■ YOUR GOAL:
Using the records below, count the lines with "icon" in them. Give the number only.

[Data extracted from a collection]
####

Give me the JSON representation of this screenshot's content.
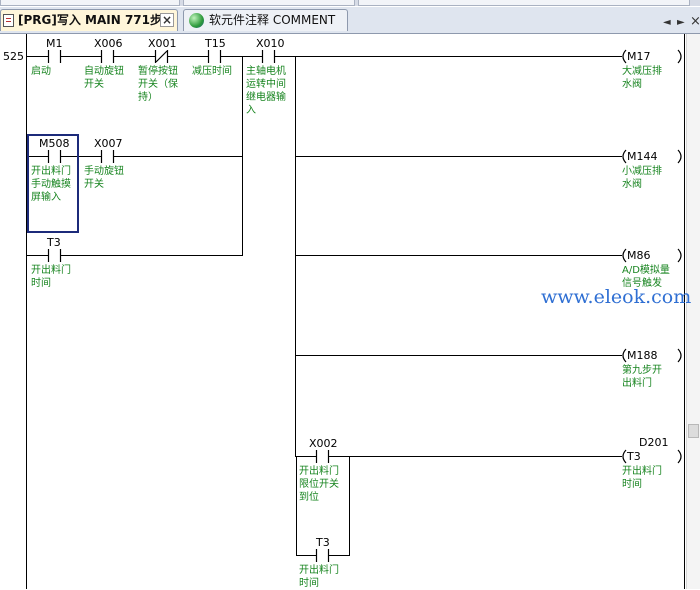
{
  "tabs": [
    {
      "label": "[PRG]写入 MAIN 771步",
      "close": "×"
    },
    {
      "label": "软元件注释 COMMENT"
    }
  ],
  "nav": {
    "prev": "◄",
    "next": "►",
    "close": "×"
  },
  "rung": {
    "number": "525"
  },
  "contacts": [
    {
      "device": "M1",
      "comment": [
        "启动"
      ]
    },
    {
      "device": "X006",
      "comment": [
        "自动旋钮",
        "开关"
      ]
    },
    {
      "device": "X001",
      "comment": [
        "暂停按钮",
        "开关（保",
        "持）"
      ]
    },
    {
      "device": "T15",
      "comment": [
        "减压时间"
      ]
    },
    {
      "device": "X010",
      "comment": [
        "主轴电机",
        "运转中间",
        "继电器输",
        "入"
      ]
    },
    {
      "device": "M508",
      "comment": [
        "开出料门",
        "手动触摸",
        "屏输入"
      ]
    },
    {
      "device": "X007",
      "comment": [
        "手动旋钮",
        "开关"
      ]
    },
    {
      "device": "T3",
      "comment": [
        "开出料门",
        "时间"
      ]
    },
    {
      "device": "X002",
      "comment": [
        "开出料门",
        "限位开关",
        "到位"
      ]
    },
    {
      "device": "T3",
      "comment": [
        "开出料门",
        "时间"
      ]
    }
  ],
  "coils": [
    {
      "device": "M17",
      "comment": [
        "大减压排",
        "水阀"
      ]
    },
    {
      "device": "M144",
      "comment": [
        "小减压排",
        "水阀"
      ]
    },
    {
      "device": "M86",
      "comment": [
        "A/D模拟量",
        "信号触发"
      ]
    },
    {
      "device": "M188",
      "comment": [
        "第九步开",
        "出料门"
      ]
    },
    {
      "device": "T3",
      "setting": "D201",
      "comment": [
        "开出料门",
        "时间"
      ]
    }
  ],
  "watermark": "www.eleok.com",
  "colors": {
    "wire": "#000000",
    "comment": "#17841f",
    "selection": "#1c2a7a",
    "watermark": "#2f6fd3",
    "active_tab": "#fff6da"
  }
}
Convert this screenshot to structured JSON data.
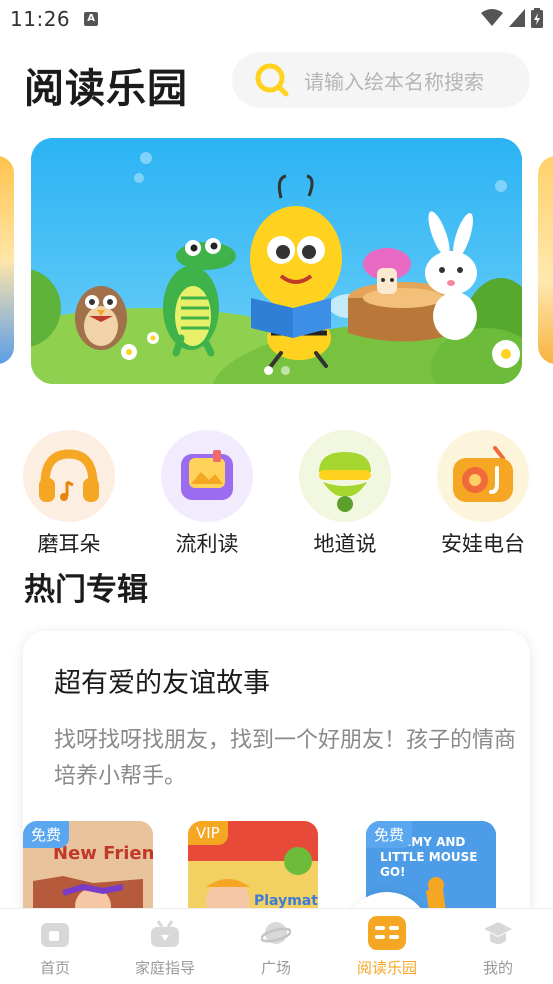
{
  "status_bar": {
    "time": "11:26",
    "app_badge": "A"
  },
  "header": {
    "title": "阅读乐园",
    "search_placeholder": "请输入绘本名称搜索"
  },
  "banner": {
    "active_index": 0,
    "total": 2
  },
  "quick_entries": [
    {
      "label": "磨耳朵",
      "icon": "headphones-icon",
      "color": "#f5a623"
    },
    {
      "label": "流利读",
      "icon": "picture-book-icon",
      "color": "#9b6cf0"
    },
    {
      "label": "地道说",
      "icon": "lollipop-icon",
      "color": "#a6d630"
    },
    {
      "label": "安娃电台",
      "icon": "radio-icon",
      "color": "#f5a623"
    }
  ],
  "section": {
    "title": "热门专辑"
  },
  "album": {
    "title": "超有爱的友谊故事",
    "description": "找呀找呀找朋友，找到一个好朋友！孩子的情商培养小帮手。",
    "books": [
      {
        "tag": "免费",
        "cover_text": "New Friend"
      },
      {
        "tag": "VIP",
        "cover_text": "Playmate"
      },
      {
        "tag": "免费",
        "cover_text": "HAMMY AND LITTLE MOUSE GO!"
      }
    ]
  },
  "bottom_nav": {
    "items": [
      {
        "label": "首页",
        "icon": "home-icon"
      },
      {
        "label": "家庭指导",
        "icon": "family-guide-icon"
      },
      {
        "label": "广场",
        "icon": "planet-icon"
      },
      {
        "label": "阅读乐园",
        "icon": "reading-book-icon"
      },
      {
        "label": "我的",
        "icon": "graduation-cap-icon"
      }
    ],
    "active": "阅读乐园"
  },
  "colors": {
    "accent": "#f5a623",
    "inactive": "#9a9a9a",
    "search_bg": "#f5f5f5"
  }
}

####

■ ANSWER TO THIS EXERCISE:
9